### Activity
All entries below are to be reproduced precisely as they stand, without the pictures.

Items from an interface collection
Segment Open
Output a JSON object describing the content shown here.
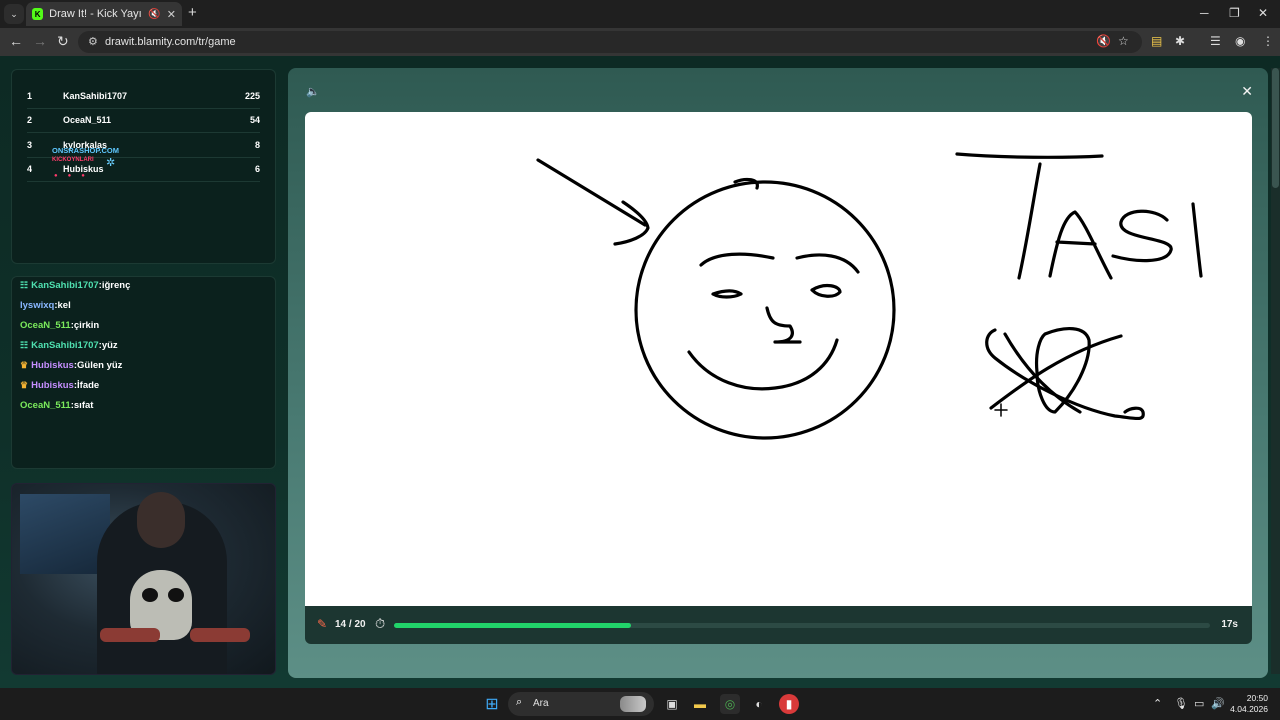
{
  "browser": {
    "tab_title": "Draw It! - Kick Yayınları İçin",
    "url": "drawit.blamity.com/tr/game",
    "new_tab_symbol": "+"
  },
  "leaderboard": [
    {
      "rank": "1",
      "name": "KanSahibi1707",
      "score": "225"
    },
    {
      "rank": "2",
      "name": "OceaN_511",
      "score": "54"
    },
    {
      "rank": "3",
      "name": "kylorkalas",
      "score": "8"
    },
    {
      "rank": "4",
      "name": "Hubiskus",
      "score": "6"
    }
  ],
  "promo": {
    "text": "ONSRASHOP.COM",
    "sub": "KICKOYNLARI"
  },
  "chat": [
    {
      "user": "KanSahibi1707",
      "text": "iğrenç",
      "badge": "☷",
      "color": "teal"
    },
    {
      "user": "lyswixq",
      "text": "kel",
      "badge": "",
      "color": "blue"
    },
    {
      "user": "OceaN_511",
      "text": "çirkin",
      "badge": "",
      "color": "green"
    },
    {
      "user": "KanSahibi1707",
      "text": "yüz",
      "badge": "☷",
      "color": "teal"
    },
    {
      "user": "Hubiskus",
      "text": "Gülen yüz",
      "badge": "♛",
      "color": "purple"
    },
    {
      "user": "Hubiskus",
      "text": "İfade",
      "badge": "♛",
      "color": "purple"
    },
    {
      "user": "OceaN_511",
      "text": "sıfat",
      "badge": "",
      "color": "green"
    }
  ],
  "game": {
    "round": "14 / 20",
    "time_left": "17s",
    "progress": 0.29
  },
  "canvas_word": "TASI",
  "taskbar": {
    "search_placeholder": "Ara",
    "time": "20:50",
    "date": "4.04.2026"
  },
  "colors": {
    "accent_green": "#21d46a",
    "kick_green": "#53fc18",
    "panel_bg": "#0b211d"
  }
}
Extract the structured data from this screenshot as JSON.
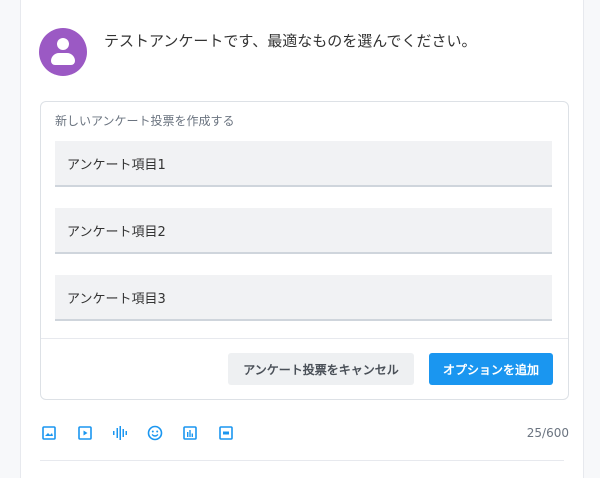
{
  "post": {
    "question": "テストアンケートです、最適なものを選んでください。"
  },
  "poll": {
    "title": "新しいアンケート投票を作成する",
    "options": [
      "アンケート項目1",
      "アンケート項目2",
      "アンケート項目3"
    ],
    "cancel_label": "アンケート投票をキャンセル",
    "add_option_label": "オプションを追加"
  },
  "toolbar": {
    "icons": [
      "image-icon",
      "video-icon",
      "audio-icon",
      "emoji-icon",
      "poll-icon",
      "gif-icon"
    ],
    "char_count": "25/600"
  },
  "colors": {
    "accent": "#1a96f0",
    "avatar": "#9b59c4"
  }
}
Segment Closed
### Result
Output a JSON object describing the content shown here.
{
  "browser": {
    "tab_title": "Draw It! - Kick Yayınları İçin",
    "url": "drawit.blamity.com/tr/game",
    "new_tab_symbol": "+"
  },
  "leaderboard": [
    {
      "rank": "1",
      "name": "KanSahibi1707",
      "score": "225"
    },
    {
      "rank": "2",
      "name": "OceaN_511",
      "score": "54"
    },
    {
      "rank": "3",
      "name": "kylorkalas",
      "score": "8"
    },
    {
      "rank": "4",
      "name": "Hubiskus",
      "score": "6"
    }
  ],
  "promo": {
    "text": "ONSRASHOP.COM",
    "sub": "KICKOYNLARI"
  },
  "chat": [
    {
      "user": "KanSahibi1707",
      "text": "iğrenç",
      "badge": "☷",
      "color": "teal"
    },
    {
      "user": "lyswixq",
      "text": "kel",
      "badge": "",
      "color": "blue"
    },
    {
      "user": "OceaN_511",
      "text": "çirkin",
      "badge": "",
      "color": "green"
    },
    {
      "user": "KanSahibi1707",
      "text": "yüz",
      "badge": "☷",
      "color": "teal"
    },
    {
      "user": "Hubiskus",
      "text": "Gülen yüz",
      "badge": "♛",
      "color": "purple"
    },
    {
      "user": "Hubiskus",
      "text": "İfade",
      "badge": "♛",
      "color": "purple"
    },
    {
      "user": "OceaN_511",
      "text": "sıfat",
      "badge": "",
      "color": "green"
    }
  ],
  "game": {
    "round": "14 / 20",
    "time_left": "17s",
    "progress": 0.29
  },
  "canvas_word": "TASI",
  "taskbar": {
    "search_placeholder": "Ara",
    "time": "20:50",
    "date": "4.04.2026"
  },
  "colors": {
    "accent_green": "#21d46a",
    "kick_green": "#53fc18",
    "panel_bg": "#0b211d"
  }
}
Extract the structured data from this screenshot as JSON.
{
  "post": {
    "question": "テストアンケートです、最適なものを選んでください。"
  },
  "poll": {
    "title": "新しいアンケート投票を作成する",
    "options": [
      "アンケート項目1",
      "アンケート項目2",
      "アンケート項目3"
    ],
    "cancel_label": "アンケート投票をキャンセル",
    "add_option_label": "オプションを追加"
  },
  "toolbar": {
    "icons": [
      "image-icon",
      "video-icon",
      "audio-icon",
      "emoji-icon",
      "poll-icon",
      "gif-icon"
    ],
    "char_count": "25/600"
  },
  "colors": {
    "accent": "#1a96f0",
    "avatar": "#9b59c4"
  }
}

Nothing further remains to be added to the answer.